━━ THE INPUT ━━
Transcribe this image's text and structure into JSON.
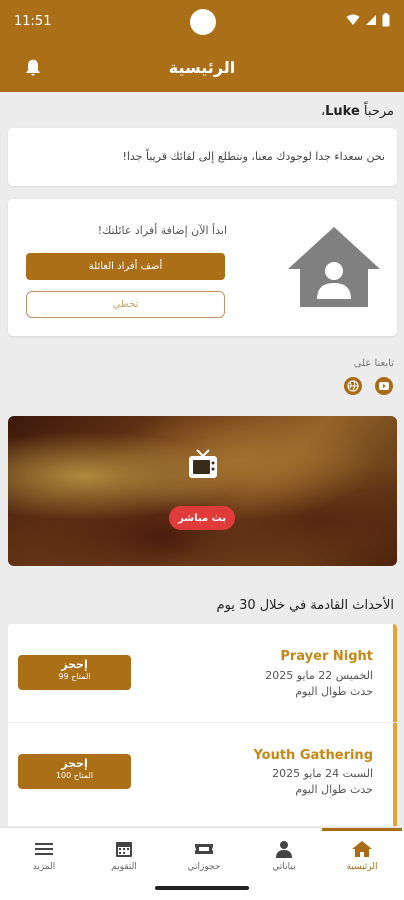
{
  "status_bar": {
    "time": "11:51"
  },
  "header": {
    "title": "الرئيسية",
    "notification_icon": "bell-icon"
  },
  "greeting": {
    "prefix": "مرحباً ",
    "name": "Luke",
    "suffix": "،"
  },
  "welcome": {
    "message": "نحن سعداء جدا لوجودك معنا، ونتطلع إلى لقائك قريباً جدا!"
  },
  "family": {
    "prompt": "ابدأ الآن إضافة أفراد عائلتك!",
    "add_button": "أضف أفراد العائلة",
    "skip_button": "تخطي",
    "image_icon": "house-user-icon"
  },
  "social": {
    "label": "تابعنا على",
    "items": [
      "youtube-icon",
      "globe-icon"
    ]
  },
  "live": {
    "label": "بث مباشر",
    "icon": "tv-icon"
  },
  "events": {
    "heading": "الأحداث القادمة في خلال 30 يوم",
    "items": [
      {
        "title": "Prayer Night",
        "date": "الخميس 22 مايو 2025",
        "time": "حدث طوال اليوم",
        "book_label": "إحجز",
        "availability": "99 المتاح"
      },
      {
        "title": "Youth Gathering",
        "date": "السبت 24 مايو 2025",
        "time": "حدث طوال اليوم",
        "book_label": "إحجز",
        "availability": "100 المتاح"
      }
    ]
  },
  "nav": {
    "items": [
      {
        "label": "المزيد",
        "icon": "menu-icon"
      },
      {
        "label": "التقويم",
        "icon": "calendar-icon"
      },
      {
        "label": "حجوزاتي",
        "icon": "ticket-icon"
      },
      {
        "label": "بياناتي",
        "icon": "person-icon"
      },
      {
        "label": "الرئيسية",
        "icon": "home-icon"
      }
    ],
    "active": "الرئيسية"
  },
  "colors": {
    "primary": "#ab6f17",
    "accent": "#e7a332",
    "live": "#e13a3a",
    "background": "#ececec"
  }
}
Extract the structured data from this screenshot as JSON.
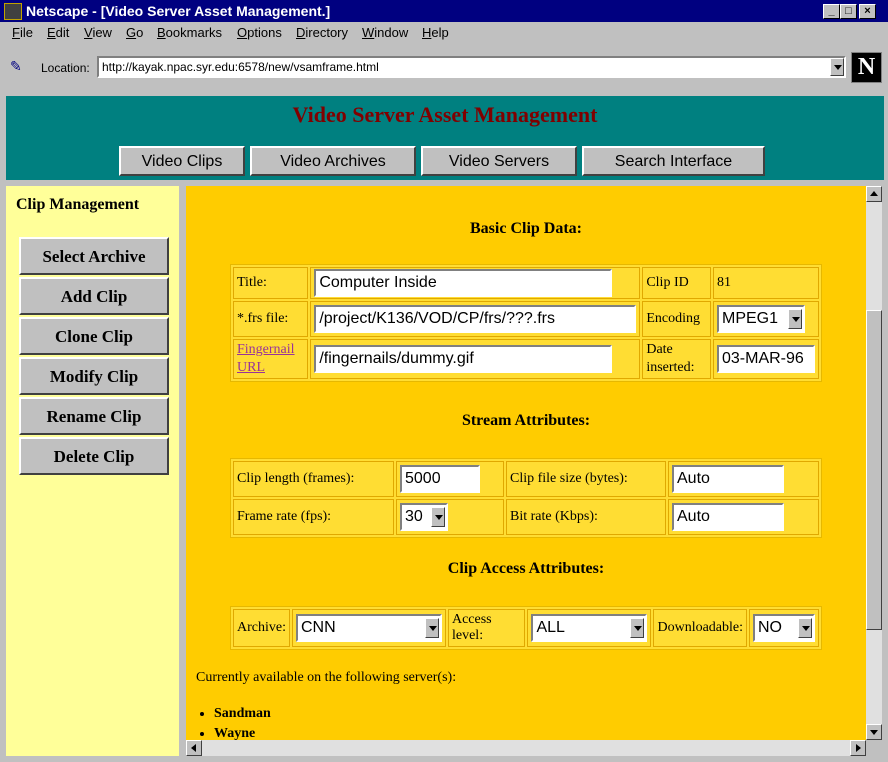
{
  "window": {
    "title": "Netscape - [Video Server Asset Management.]",
    "controls": [
      "_",
      "□",
      "×"
    ]
  },
  "menu": [
    "File",
    "Edit",
    "View",
    "Go",
    "Bookmarks",
    "Options",
    "Directory",
    "Window",
    "Help"
  ],
  "location": {
    "label": "Location:",
    "url": "http://kayak.npac.syr.edu:6578/new/vsamframe.html",
    "logo": "N"
  },
  "header": {
    "title": "Video Server Asset Management",
    "nav": [
      "Video Clips",
      "Video Archives",
      "Video Servers",
      "Search Interface"
    ]
  },
  "sidebar": {
    "title": "Clip Management",
    "buttons": [
      "Select Archive",
      "Add Clip",
      "Clone Clip",
      "Modify Clip",
      "Rename Clip",
      "Delete Clip"
    ]
  },
  "basic": {
    "heading": "Basic Clip Data:",
    "title_label": "Title:",
    "title_value": "Computer Inside",
    "clip_id_label": "Clip ID",
    "clip_id_value": "81",
    "frs_label": "*.frs file:",
    "frs_value": "/project/K136/VOD/CP/frs/???.frs",
    "encoding_label": "Encoding",
    "encoding_value": "MPEG1",
    "fingernail_label_1": "Fingernail",
    "fingernail_label_2": "URL",
    "fingernail_value": "/fingernails/dummy.gif",
    "date_label_1": "Date",
    "date_label_2": "inserted:",
    "date_value": "03-MAR-96"
  },
  "stream": {
    "heading": "Stream Attributes:",
    "length_label": "Clip length (frames):",
    "length_value": "5000",
    "size_label": "Clip file size (bytes):",
    "size_value": "Auto",
    "rate_label": "Frame rate (fps):",
    "rate_value": "30",
    "bitrate_label": "Bit rate (Kbps):",
    "bitrate_value": "Auto"
  },
  "access": {
    "heading": "Clip Access Attributes:",
    "archive_label": "Archive:",
    "archive_value": "CNN",
    "level_label": "Access level:",
    "level_value": "ALL",
    "download_label": "Downloadable:",
    "download_value": "NO"
  },
  "servers": {
    "intro": "Currently available on the following server(s):",
    "list": [
      "Sandman",
      "Wayne"
    ]
  }
}
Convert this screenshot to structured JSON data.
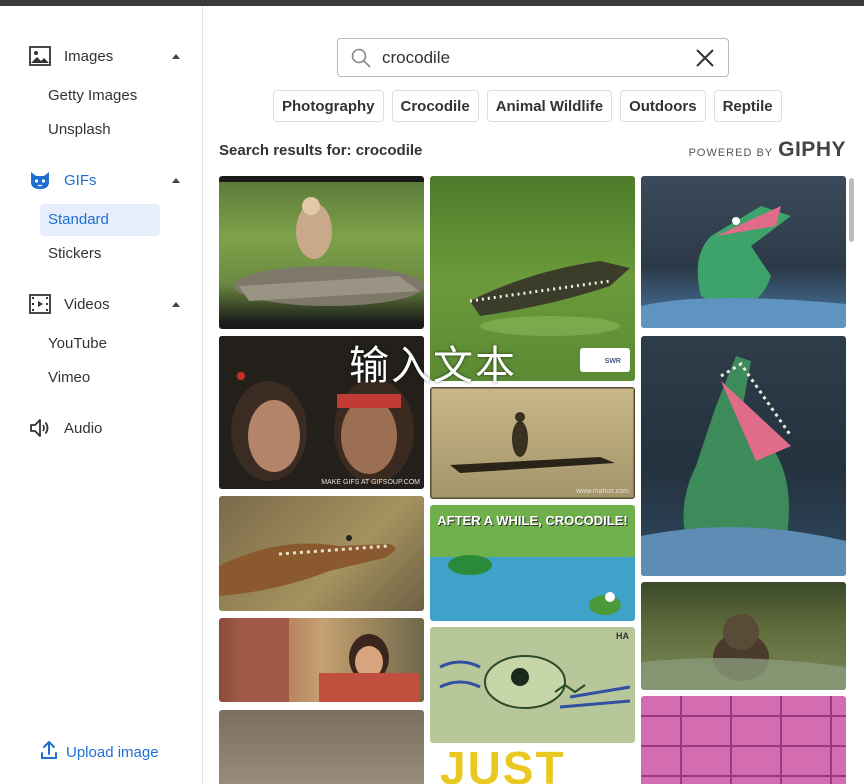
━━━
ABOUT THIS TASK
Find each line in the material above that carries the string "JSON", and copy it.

SOLUTION TO THE PROBLEM
Transcribe this image's text and structure into JSON.
Extract the structured data from this screenshot as JSON.
Convert this screenshot to structured JSON data.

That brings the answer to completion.